Dataset entries ▸
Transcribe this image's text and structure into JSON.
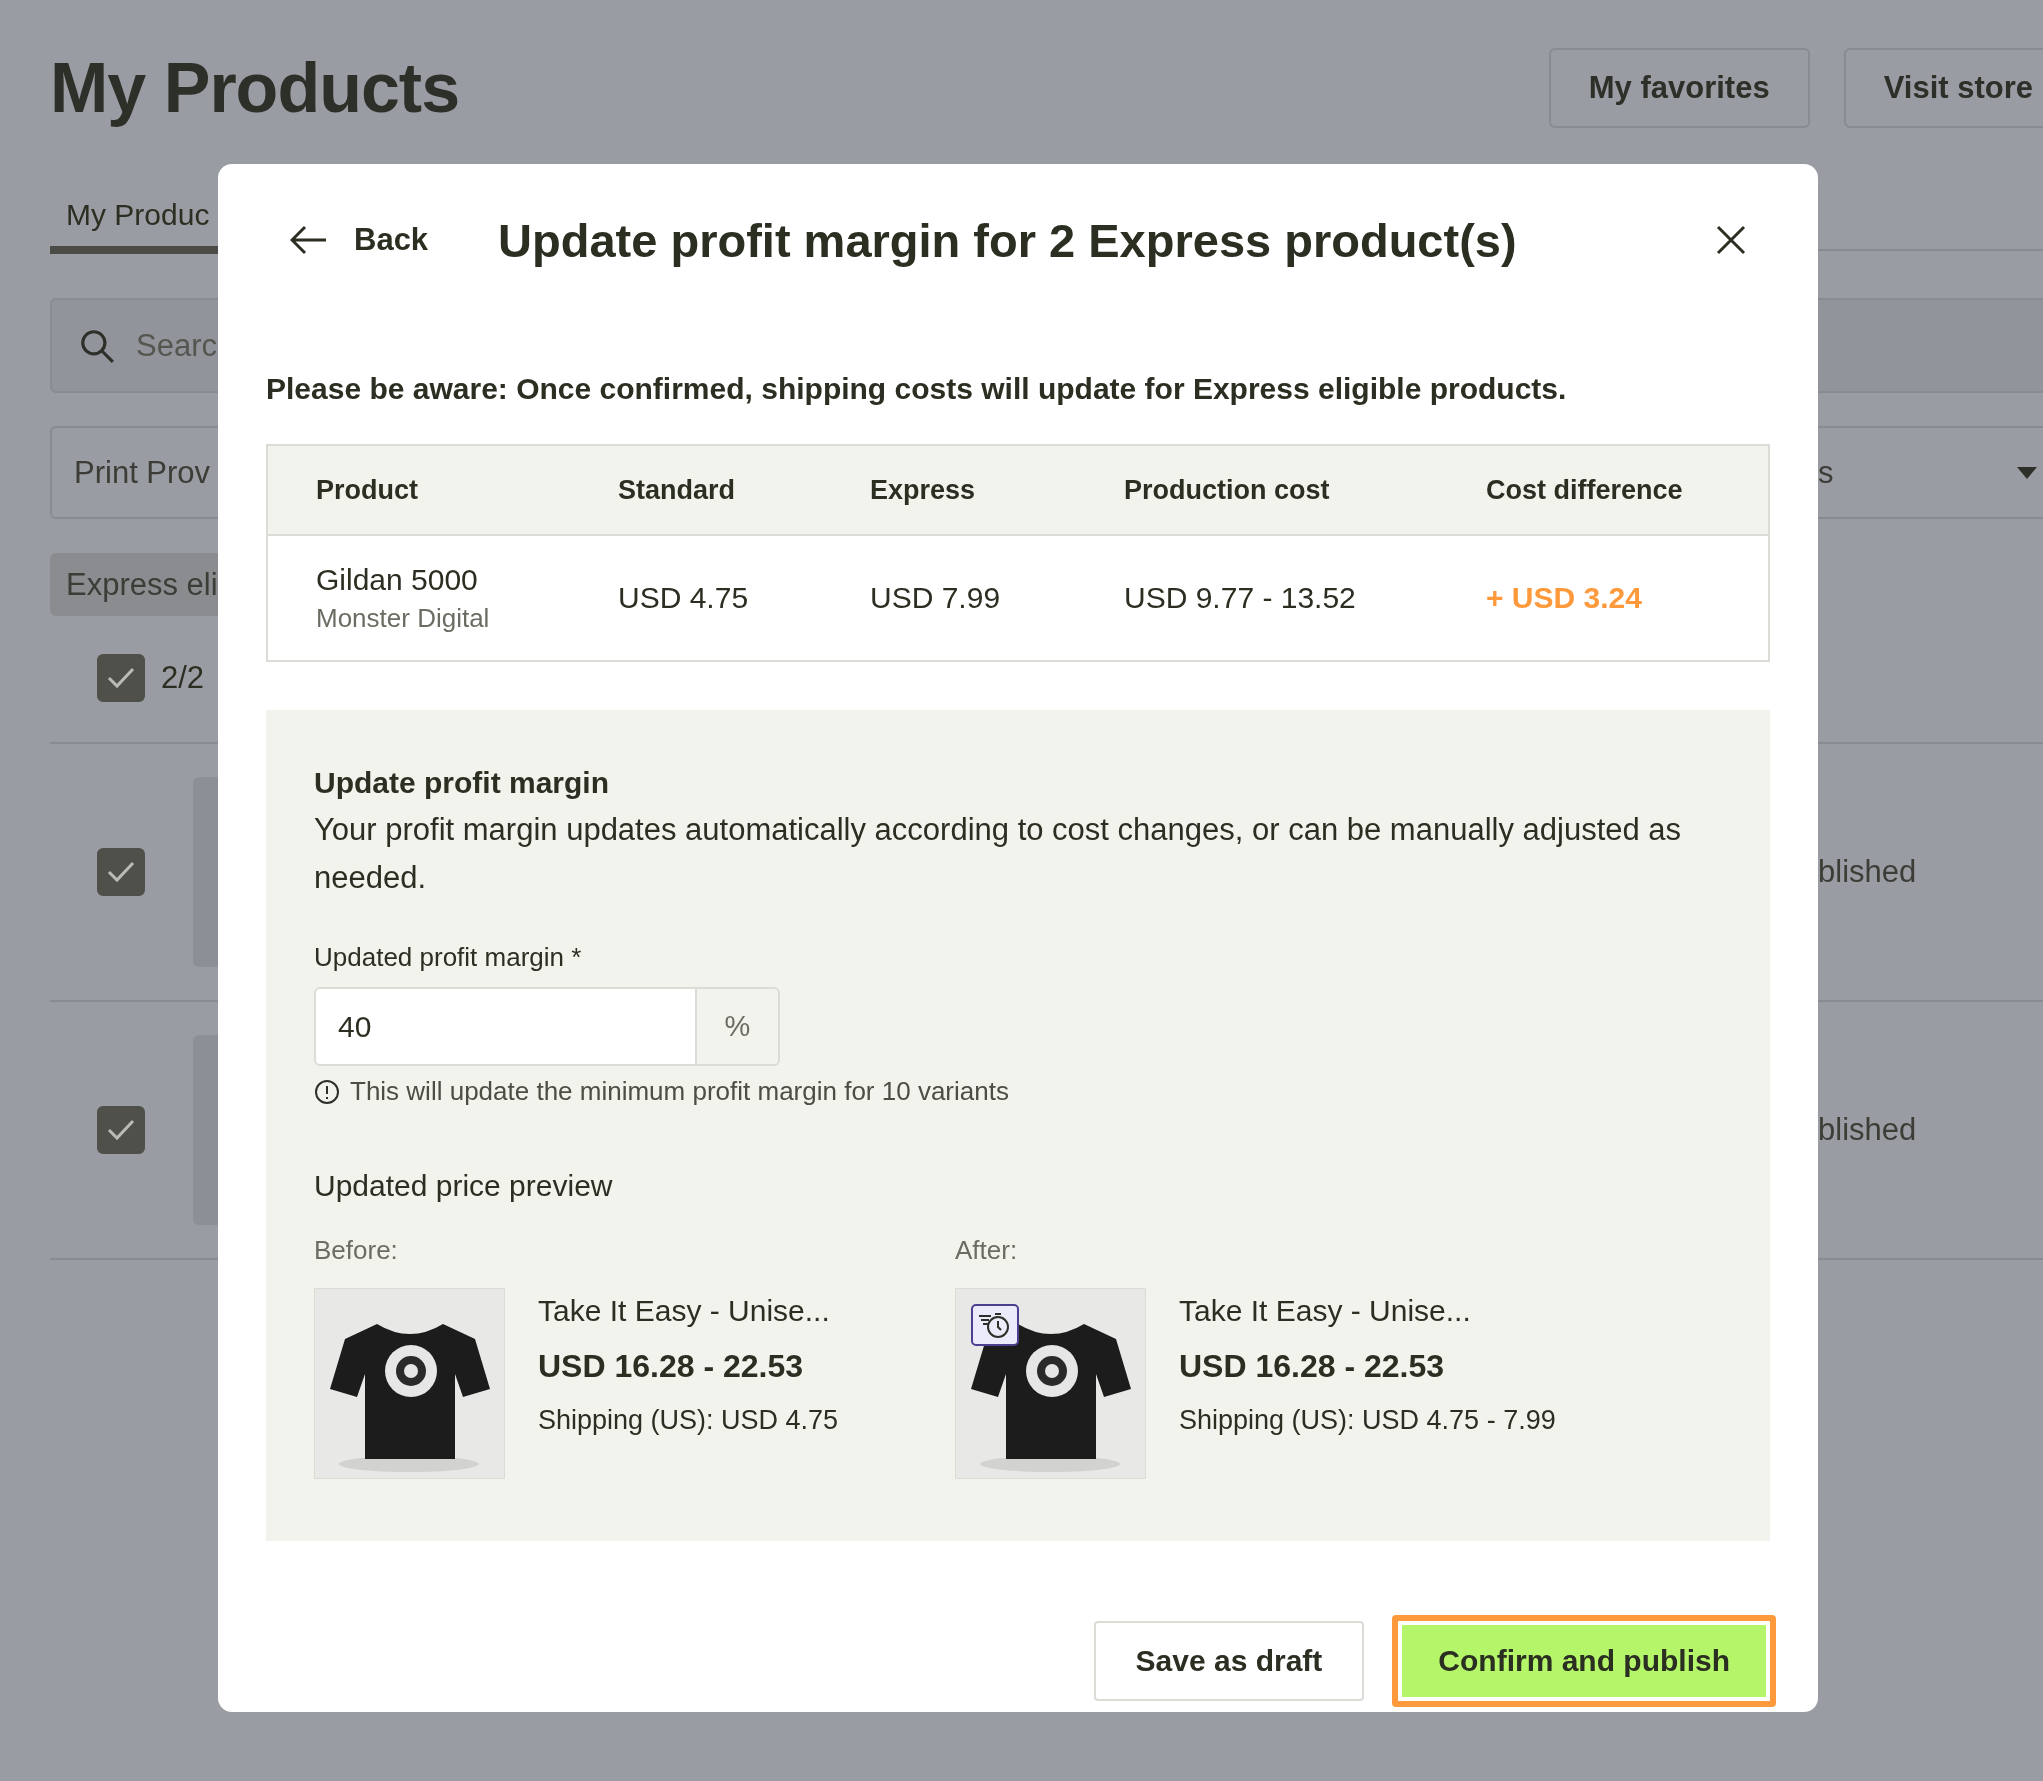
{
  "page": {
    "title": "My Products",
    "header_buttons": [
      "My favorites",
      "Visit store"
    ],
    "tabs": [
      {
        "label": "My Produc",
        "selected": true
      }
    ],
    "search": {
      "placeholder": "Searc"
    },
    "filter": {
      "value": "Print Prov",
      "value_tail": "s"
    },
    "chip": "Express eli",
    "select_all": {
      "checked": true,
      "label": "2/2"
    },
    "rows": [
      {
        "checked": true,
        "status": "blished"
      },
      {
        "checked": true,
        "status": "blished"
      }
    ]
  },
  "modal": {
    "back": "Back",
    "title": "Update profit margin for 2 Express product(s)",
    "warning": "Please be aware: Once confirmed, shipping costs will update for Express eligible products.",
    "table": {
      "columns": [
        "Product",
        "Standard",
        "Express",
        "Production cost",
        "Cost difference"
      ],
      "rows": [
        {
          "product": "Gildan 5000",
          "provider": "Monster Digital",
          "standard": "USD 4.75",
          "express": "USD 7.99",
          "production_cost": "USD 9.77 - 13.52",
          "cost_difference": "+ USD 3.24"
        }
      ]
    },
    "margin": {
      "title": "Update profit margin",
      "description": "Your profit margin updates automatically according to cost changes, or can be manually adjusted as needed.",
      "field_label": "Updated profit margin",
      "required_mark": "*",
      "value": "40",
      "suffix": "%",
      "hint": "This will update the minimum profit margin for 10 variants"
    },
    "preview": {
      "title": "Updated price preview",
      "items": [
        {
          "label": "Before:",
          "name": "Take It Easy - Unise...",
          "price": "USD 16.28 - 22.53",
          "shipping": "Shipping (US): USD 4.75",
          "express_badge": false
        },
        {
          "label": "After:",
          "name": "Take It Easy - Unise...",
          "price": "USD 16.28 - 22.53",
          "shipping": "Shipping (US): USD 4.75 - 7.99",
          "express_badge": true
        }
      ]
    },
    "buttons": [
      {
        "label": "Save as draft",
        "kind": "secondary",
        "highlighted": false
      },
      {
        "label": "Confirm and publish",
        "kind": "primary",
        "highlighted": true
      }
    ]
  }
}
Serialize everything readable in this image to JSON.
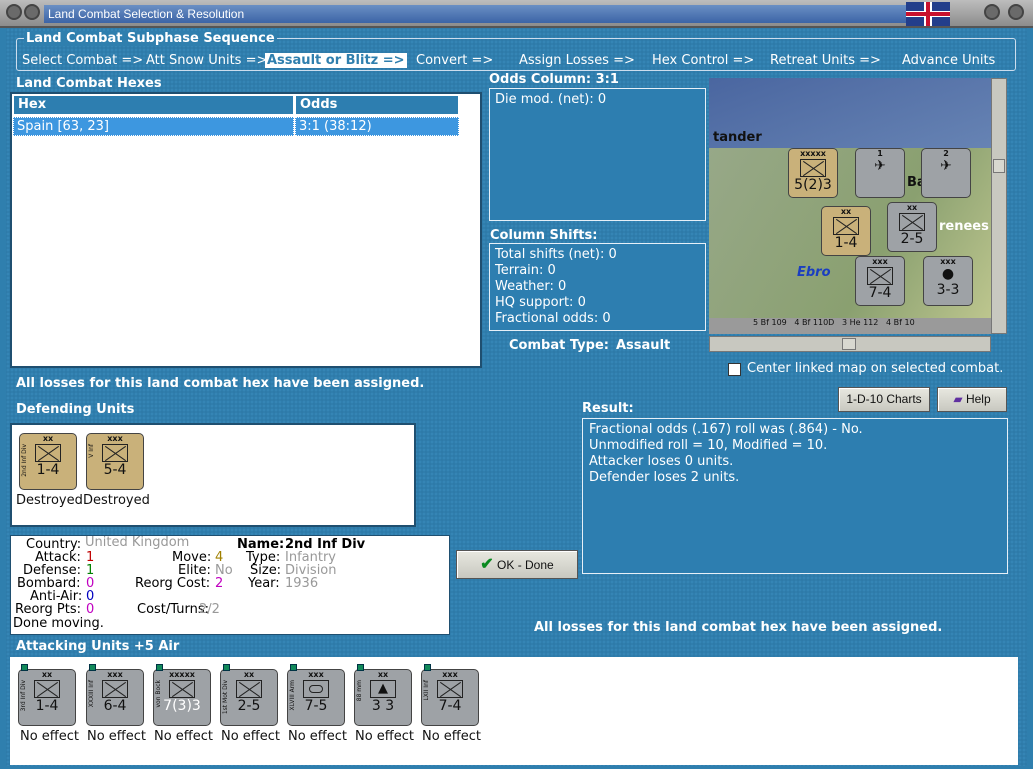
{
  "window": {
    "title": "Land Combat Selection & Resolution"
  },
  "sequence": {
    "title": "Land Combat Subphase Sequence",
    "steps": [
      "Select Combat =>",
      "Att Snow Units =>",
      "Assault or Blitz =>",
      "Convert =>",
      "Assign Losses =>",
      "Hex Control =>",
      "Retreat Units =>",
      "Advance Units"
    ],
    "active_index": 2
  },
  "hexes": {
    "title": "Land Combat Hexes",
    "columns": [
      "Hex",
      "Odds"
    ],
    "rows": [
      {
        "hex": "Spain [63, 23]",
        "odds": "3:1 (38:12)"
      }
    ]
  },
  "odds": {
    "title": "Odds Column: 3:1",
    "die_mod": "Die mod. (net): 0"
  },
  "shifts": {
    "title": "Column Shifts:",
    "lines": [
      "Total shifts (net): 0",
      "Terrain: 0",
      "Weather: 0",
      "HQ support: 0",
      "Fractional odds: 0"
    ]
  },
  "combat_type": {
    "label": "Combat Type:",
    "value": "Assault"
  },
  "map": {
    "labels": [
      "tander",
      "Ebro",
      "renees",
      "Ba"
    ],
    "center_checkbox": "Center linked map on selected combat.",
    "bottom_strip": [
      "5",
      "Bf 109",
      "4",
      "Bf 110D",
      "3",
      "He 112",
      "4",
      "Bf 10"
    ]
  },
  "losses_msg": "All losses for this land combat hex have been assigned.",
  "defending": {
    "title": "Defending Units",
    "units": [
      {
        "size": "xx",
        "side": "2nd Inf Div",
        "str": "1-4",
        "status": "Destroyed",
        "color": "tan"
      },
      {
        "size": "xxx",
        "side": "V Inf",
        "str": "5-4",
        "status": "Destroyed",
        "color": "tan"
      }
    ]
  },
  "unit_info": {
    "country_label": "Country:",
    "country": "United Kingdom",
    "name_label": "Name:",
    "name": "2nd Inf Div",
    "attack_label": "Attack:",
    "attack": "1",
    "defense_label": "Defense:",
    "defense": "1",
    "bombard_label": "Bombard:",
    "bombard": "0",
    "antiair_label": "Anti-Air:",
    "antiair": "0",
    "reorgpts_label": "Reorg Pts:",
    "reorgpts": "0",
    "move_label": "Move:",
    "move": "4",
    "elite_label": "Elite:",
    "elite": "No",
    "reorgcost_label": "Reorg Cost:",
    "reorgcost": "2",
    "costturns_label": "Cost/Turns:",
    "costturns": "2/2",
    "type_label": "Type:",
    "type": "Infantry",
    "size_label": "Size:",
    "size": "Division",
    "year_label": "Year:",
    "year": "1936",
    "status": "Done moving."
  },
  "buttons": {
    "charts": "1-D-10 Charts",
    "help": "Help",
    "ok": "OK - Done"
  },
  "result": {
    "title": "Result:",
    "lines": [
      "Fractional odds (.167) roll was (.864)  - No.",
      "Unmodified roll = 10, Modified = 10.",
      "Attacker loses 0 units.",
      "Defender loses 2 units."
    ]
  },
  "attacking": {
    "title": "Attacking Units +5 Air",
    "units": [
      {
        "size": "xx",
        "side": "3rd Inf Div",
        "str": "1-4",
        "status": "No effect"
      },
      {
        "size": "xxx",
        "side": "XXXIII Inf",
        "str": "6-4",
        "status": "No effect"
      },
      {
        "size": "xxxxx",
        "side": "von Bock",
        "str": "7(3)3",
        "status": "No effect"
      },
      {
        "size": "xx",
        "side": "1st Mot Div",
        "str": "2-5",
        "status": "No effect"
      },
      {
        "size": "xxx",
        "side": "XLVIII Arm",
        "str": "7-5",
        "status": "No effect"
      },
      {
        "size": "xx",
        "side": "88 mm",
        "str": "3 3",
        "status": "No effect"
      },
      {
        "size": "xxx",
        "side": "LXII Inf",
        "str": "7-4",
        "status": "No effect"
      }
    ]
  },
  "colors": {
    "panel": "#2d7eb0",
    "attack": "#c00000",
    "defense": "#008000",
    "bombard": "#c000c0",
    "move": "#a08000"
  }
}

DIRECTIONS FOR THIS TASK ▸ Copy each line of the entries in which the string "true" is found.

ANSWER BOX ▸
        "selected": true
      "checked": true,
        "checked": true,
        "checked": true,
          "express_badge": true
        "highlighted": true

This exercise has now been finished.